> **Your instructions**:
Each line in the data holding "Current" should be listed.

> **Material for this task**:

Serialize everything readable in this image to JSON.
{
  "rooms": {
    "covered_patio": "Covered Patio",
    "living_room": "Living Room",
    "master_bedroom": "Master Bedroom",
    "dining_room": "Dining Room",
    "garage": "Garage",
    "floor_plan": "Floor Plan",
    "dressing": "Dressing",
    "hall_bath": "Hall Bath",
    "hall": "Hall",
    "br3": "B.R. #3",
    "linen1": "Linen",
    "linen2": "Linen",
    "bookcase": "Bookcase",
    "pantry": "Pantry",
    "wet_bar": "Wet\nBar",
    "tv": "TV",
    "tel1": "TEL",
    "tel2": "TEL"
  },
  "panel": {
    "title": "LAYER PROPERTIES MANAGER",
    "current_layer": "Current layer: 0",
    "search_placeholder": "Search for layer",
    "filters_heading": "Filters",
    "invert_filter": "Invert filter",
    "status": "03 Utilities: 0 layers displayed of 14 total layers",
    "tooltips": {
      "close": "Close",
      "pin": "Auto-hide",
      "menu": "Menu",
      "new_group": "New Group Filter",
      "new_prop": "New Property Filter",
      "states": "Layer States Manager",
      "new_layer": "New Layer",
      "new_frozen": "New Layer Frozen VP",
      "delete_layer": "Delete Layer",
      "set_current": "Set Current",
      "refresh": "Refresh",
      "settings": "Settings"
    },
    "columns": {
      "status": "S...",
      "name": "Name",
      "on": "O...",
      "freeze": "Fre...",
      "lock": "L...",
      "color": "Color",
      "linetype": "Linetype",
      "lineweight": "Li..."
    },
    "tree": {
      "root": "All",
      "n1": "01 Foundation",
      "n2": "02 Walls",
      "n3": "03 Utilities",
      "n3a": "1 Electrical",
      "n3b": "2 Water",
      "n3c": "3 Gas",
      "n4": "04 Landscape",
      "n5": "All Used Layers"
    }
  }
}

> **The completed task**:
    "current_layer": "Current layer: 0",
      "set_current": "Set Current",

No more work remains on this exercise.